The running backs all agreed that the rotation also fosters competition — the good kind, according to Pinkel. He said the running backs’ competitive spirit is present all the time, in games and practices, and that the players feed off of each other.
“As far as now, we’re just working day-by-day in practices,” Lawrence said. “We never know who’s going to get that turn, but just knowing our role and playing this game, we’ll all come out prepared.”
Lawrence said he is happy with the approach. For him, the rotation isn’t a slight to his abilities or a constraint to his game. It’s just another system that might help his team win.
“We’re all comfortable,” Lawrence said. “We just wait for our turn, and then when we get the ball, we do what we do.”
In more abstract terms, the rotation is a way to capitalize on various aspects of the players’ talents: Josey’s speed, Moore’s experience, Lawrence’s ball skills. It’s also beneficial on a basic physical level.
“If you keep fresh legs in there, the defense, they’re going to get tired,” Lawrence said. “Just keep fresh legs and keep rolling. It will help us a lot.”
Moore agreed that the rotation is all about efficiency, combining different skills and guarding against tired legs. At a position that relies on speed, fatigue can be deadly.
“You’ve got to go hard, as hard as you can go, when it’s your turn to go in,” Moore said.
Moore added that having three or four players getting action in each game makes it easy to continue the team’s momentum. Instead of wearing out after a long touchdown run, Moore says that a running back can rotate out without the team losing its excitement. Whoever rotates in will want to live up to his predecessor.
“Enthusiasm is contagious,” he said. “You go out, you make big plays, and that sort of sets the tone. Everybody out there is hoping you’ll go out and continue to make good plays.”

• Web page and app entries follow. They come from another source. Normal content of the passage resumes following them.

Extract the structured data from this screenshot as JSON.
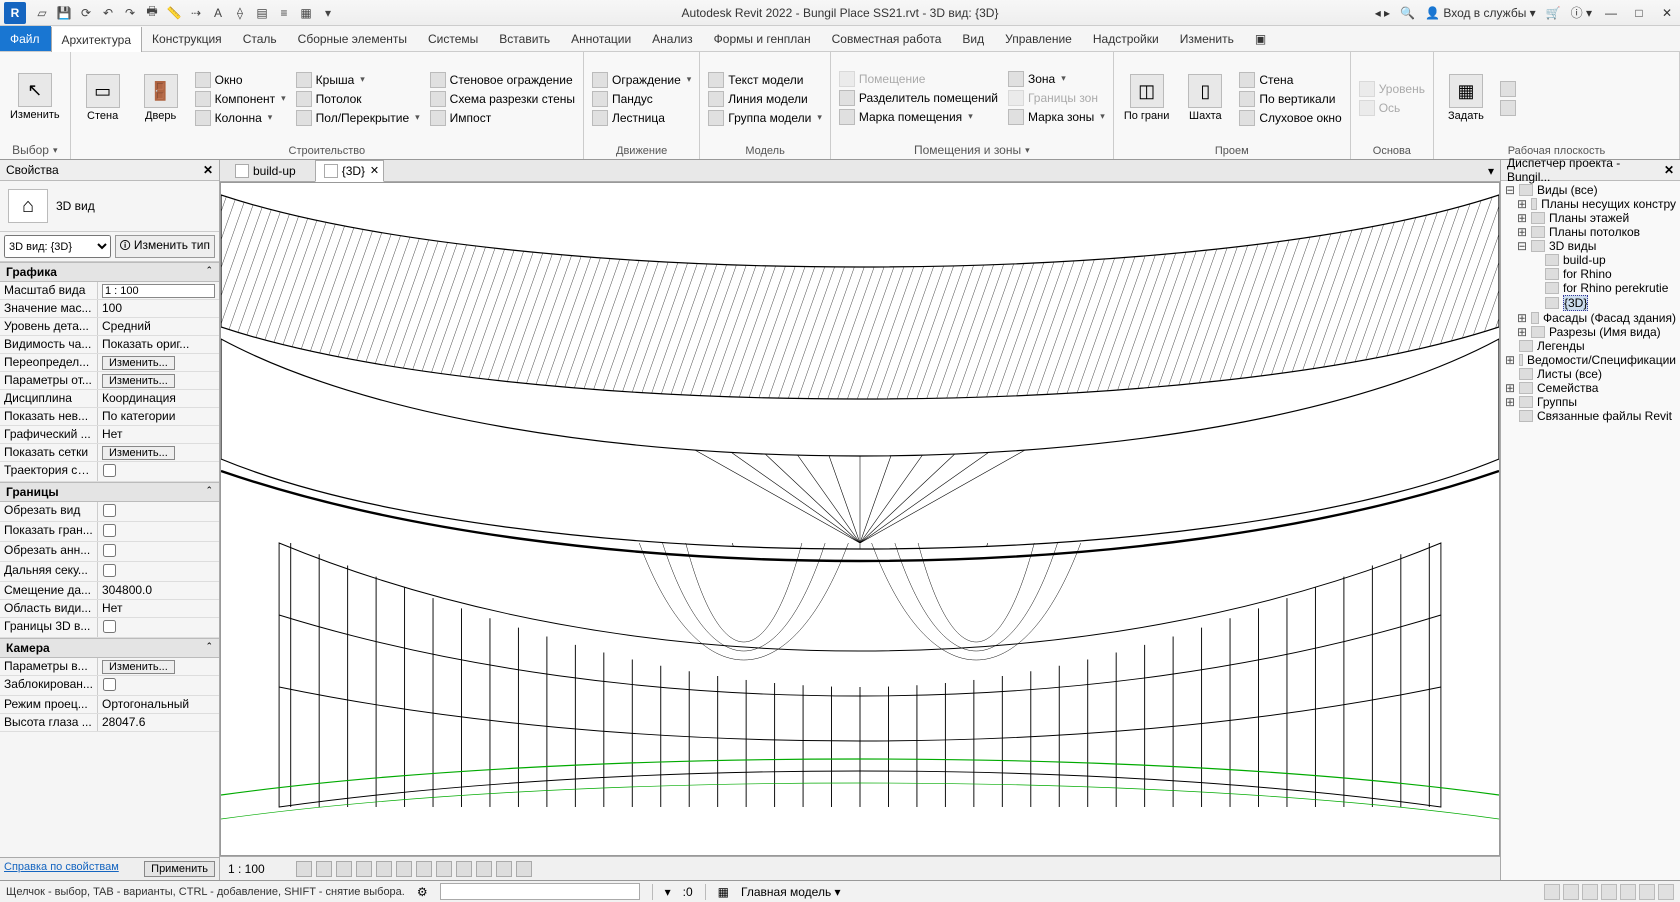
{
  "title": "Autodesk Revit 2022 - Bungil Place SS21.rvt - 3D вид: {3D}",
  "app_logo": "R",
  "title_right": {
    "login": "Вход в службы",
    "help": "?"
  },
  "menu": {
    "file": "Файл",
    "tabs": [
      "Архитектура",
      "Конструкция",
      "Сталь",
      "Сборные элементы",
      "Системы",
      "Вставить",
      "Аннотации",
      "Анализ",
      "Формы и генплан",
      "Совместная работа",
      "Вид",
      "Управление",
      "Надстройки",
      "Изменить"
    ]
  },
  "ribbon": {
    "select": {
      "modify": "Изменить",
      "label": "Выбор"
    },
    "build": {
      "wall": "Стена",
      "door": "Дверь",
      "window": "Окно",
      "component": "Компонент",
      "column": "Колонна",
      "roof": "Крыша",
      "ceiling": "Потолок",
      "floor": "Пол/Перекрытие",
      "curtainwall": "Стеновое ограждение",
      "curtaingrid": "Схема разрезки стены",
      "mullion": "Импост",
      "label": "Строительство"
    },
    "circ": {
      "railing": "Ограждение",
      "ramp": "Пандус",
      "stair": "Лестница",
      "label": "Движение"
    },
    "model": {
      "text": "Текст модели",
      "line": "Линия  модели",
      "group": "Группа модели",
      "label": "Модель"
    },
    "room": {
      "room": "Помещение",
      "sep": "Разделитель помещений",
      "tag": "Марка помещения",
      "area": "Зона",
      "abound": "Границы  зон",
      "atag": "Марка  зоны",
      "label": "Помещения и зоны"
    },
    "opening": {
      "byface": "По грани",
      "shaft": "Шахта",
      "wall": "Стена",
      "vert": "По вертикали",
      "dormer": "Слуховое окно",
      "label": "Проем"
    },
    "datum": {
      "level": "Уровень",
      "grid": "Ось",
      "label": "Основа"
    },
    "wp": {
      "set": "Задать",
      "label": "Рабочая плоскость"
    }
  },
  "properties": {
    "title": "Свойства",
    "type_name": "3D вид",
    "selector": "3D вид: {3D}",
    "edit_type": "Изменить тип",
    "groups": [
      {
        "name": "Графика",
        "expandable": true,
        "rows": [
          {
            "k": "Масштаб вида",
            "v": "1 : 100",
            "type": "input"
          },
          {
            "k": "Значение мас...",
            "v": "100"
          },
          {
            "k": "Уровень дета...",
            "v": "Средний"
          },
          {
            "k": "Видимость ча...",
            "v": "Показать ориг..."
          },
          {
            "k": "Переопредел...",
            "v": "Изменить...",
            "type": "btn"
          },
          {
            "k": "Параметры от...",
            "v": "Изменить...",
            "type": "btn"
          },
          {
            "k": "Дисциплина",
            "v": "Координация"
          },
          {
            "k": "Показать нев...",
            "v": "По категории"
          },
          {
            "k": "Графический ...",
            "v": "Нет"
          },
          {
            "k": "Показать сетки",
            "v": "Изменить...",
            "type": "btn"
          },
          {
            "k": "Траектория со...",
            "v": "",
            "type": "check"
          }
        ]
      },
      {
        "name": "Границы",
        "expandable": true,
        "rows": [
          {
            "k": "Обрезать вид",
            "v": "",
            "type": "check"
          },
          {
            "k": "Показать гран...",
            "v": "",
            "type": "check"
          },
          {
            "k": "Обрезать анн...",
            "v": "",
            "type": "check"
          },
          {
            "k": "Дальняя секу...",
            "v": "",
            "type": "check"
          },
          {
            "k": "Смещение да...",
            "v": "304800.0"
          },
          {
            "k": "Область види...",
            "v": "Нет"
          },
          {
            "k": "Границы 3D в...",
            "v": "",
            "type": "check"
          }
        ]
      },
      {
        "name": "Камера",
        "expandable": true,
        "rows": [
          {
            "k": "Параметры в...",
            "v": "Изменить...",
            "type": "btn"
          },
          {
            "k": "Заблокирован...",
            "v": "",
            "type": "check"
          },
          {
            "k": "Режим проец...",
            "v": "Ортогональный"
          },
          {
            "k": "Высота глаза ...",
            "v": "28047.6"
          }
        ]
      }
    ],
    "help_link": "Справка по свойствам",
    "apply": "Применить"
  },
  "viewtabs": [
    {
      "label": "build-up",
      "active": false
    },
    {
      "label": "{3D}",
      "active": true
    }
  ],
  "viewbar": {
    "scale": "1 : 100"
  },
  "browser": {
    "title": "Диспетчер проекта - Bungil...",
    "items": [
      {
        "lvl": 0,
        "tw": "–",
        "label": "Виды (все)"
      },
      {
        "lvl": 1,
        "tw": "+",
        "label": "Планы несущих констру"
      },
      {
        "lvl": 1,
        "tw": "+",
        "label": "Планы этажей"
      },
      {
        "lvl": 1,
        "tw": "+",
        "label": "Планы потолков"
      },
      {
        "lvl": 1,
        "tw": "–",
        "label": "3D виды"
      },
      {
        "lvl": 2,
        "tw": "",
        "label": "build-up"
      },
      {
        "lvl": 2,
        "tw": "",
        "label": "for Rhino"
      },
      {
        "lvl": 2,
        "tw": "",
        "label": "for Rhino perekrutie"
      },
      {
        "lvl": 2,
        "tw": "",
        "label": "{3D}",
        "sel": true
      },
      {
        "lvl": 1,
        "tw": "+",
        "label": "Фасады (Фасад здания)"
      },
      {
        "lvl": 1,
        "tw": "+",
        "label": "Разрезы (Имя вида)"
      },
      {
        "lvl": 0,
        "tw": "",
        "label": "Легенды"
      },
      {
        "lvl": 0,
        "tw": "+",
        "label": "Ведомости/Спецификации"
      },
      {
        "lvl": 0,
        "tw": "",
        "label": "Листы (все)"
      },
      {
        "lvl": 0,
        "tw": "+",
        "label": "Семейства"
      },
      {
        "lvl": 0,
        "tw": "+",
        "label": "Группы"
      },
      {
        "lvl": 0,
        "tw": "",
        "label": "Связанные файлы Revit"
      }
    ]
  },
  "status": {
    "hint": "Щелчок - выбор, TAB - варианты, CTRL - добавление, SHIFT - снятие выбора.",
    "sel": ":0",
    "model": "Главная модель"
  }
}
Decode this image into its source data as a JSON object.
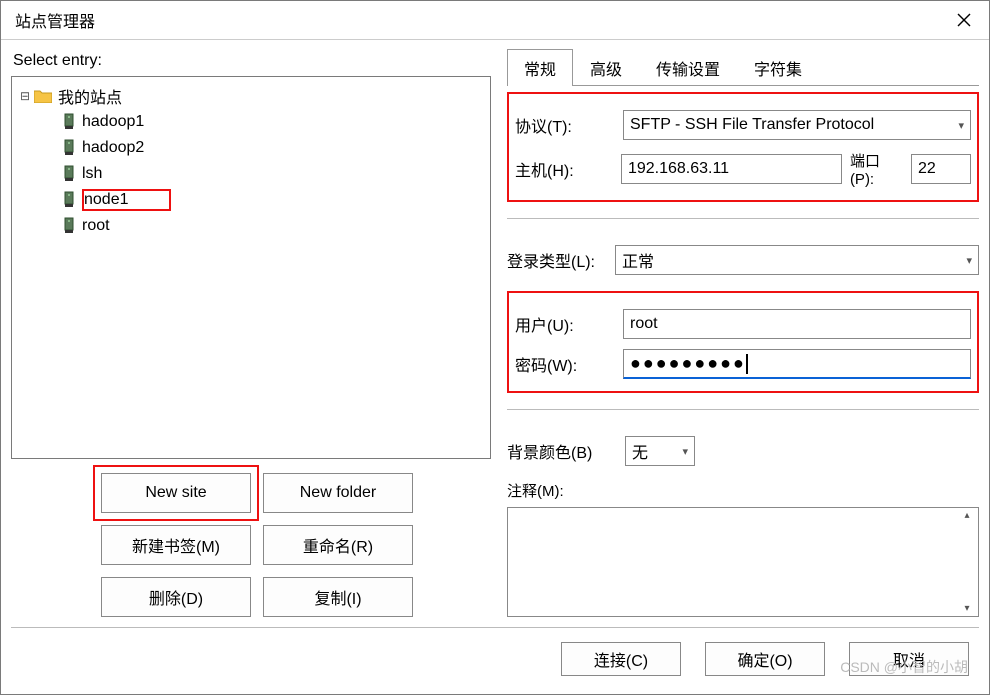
{
  "window": {
    "title": "站点管理器"
  },
  "left": {
    "label": "Select entry:",
    "root": "我的站点",
    "sites": [
      "hadoop1",
      "hadoop2",
      "lsh",
      "node1",
      "root"
    ],
    "selected": "node1",
    "buttons": {
      "new_site": "New site",
      "new_folder": "New folder",
      "new_bookmark": "新建书签(M)",
      "rename": "重命名(R)",
      "delete": "删除(D)",
      "copy": "复制(I)"
    }
  },
  "tabs": [
    "常规",
    "高级",
    "传输设置",
    "字符集"
  ],
  "active_tab": "常规",
  "form": {
    "protocol_label": "协议(T):",
    "protocol_value": "SFTP - SSH File Transfer Protocol",
    "host_label": "主机(H):",
    "host_value": "192.168.63.11",
    "port_label": "端口(P):",
    "port_value": "22",
    "logon_label": "登录类型(L):",
    "logon_value": "正常",
    "user_label": "用户(U):",
    "user_value": "root",
    "pass_label": "密码(W):",
    "pass_value": "●●●●●●●●●",
    "bgcolor_label": "背景颜色(B)",
    "bgcolor_value": "无",
    "comment_label": "注释(M):"
  },
  "footer": {
    "connect": "连接(C)",
    "ok": "确定(O)",
    "cancel": "取消"
  },
  "watermark": "CSDN @小智的小胡"
}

The Tigers' game against Miami-Ohio was the first game in which Pinkel’s experimental rotation appeared successful. All four running backs played well, but each had his chance to shine by scoring a touchdown. Lawrence’s score was the first of his career, and seemed like it had been a long time coming.
“It’s been a while,” Lawrence said. “But I was happy that I scored. The offensive line blocked real well. It was wide open and I had no choice but score.”
The Redhawks had claimed the sixth best rushing defense in the country entering the game, but they seemed unable to stop any of the Missouri running backs, who came prepared.
“... what we knew was that this was a team that was stopping the run like real good,” Josey said. “ ... we knew we had to put up some big runs to stop all the talk about how they could stop us from running.
“You know, we took care of business.”
Everything seemed to work in concert. The running backs were rested, the offense was blocking, and holes appeared at perfect moments.
“A lot of people play us different ways, you know, and we were fortunate to get it going, and it was working,” Pinkel said.
No one player’s statistics eclipsed the others'. Moore said he wasn’t surprised by the consistent play all around, and he thinks the system is paying off.
“Every single person in the backfield is capable of going out and making great plays,” Moore said.
With such confidence after its final nonconference game, Pinkel hopes that the team’s running game can continue with such efficiency during conference play. Although the rotation seems to be working, it doesn't have a consistent record of success, and speculation about the running game abounds.
Soon enough, though, Pinkel will be able to say whether his offensive hypothesis is correct.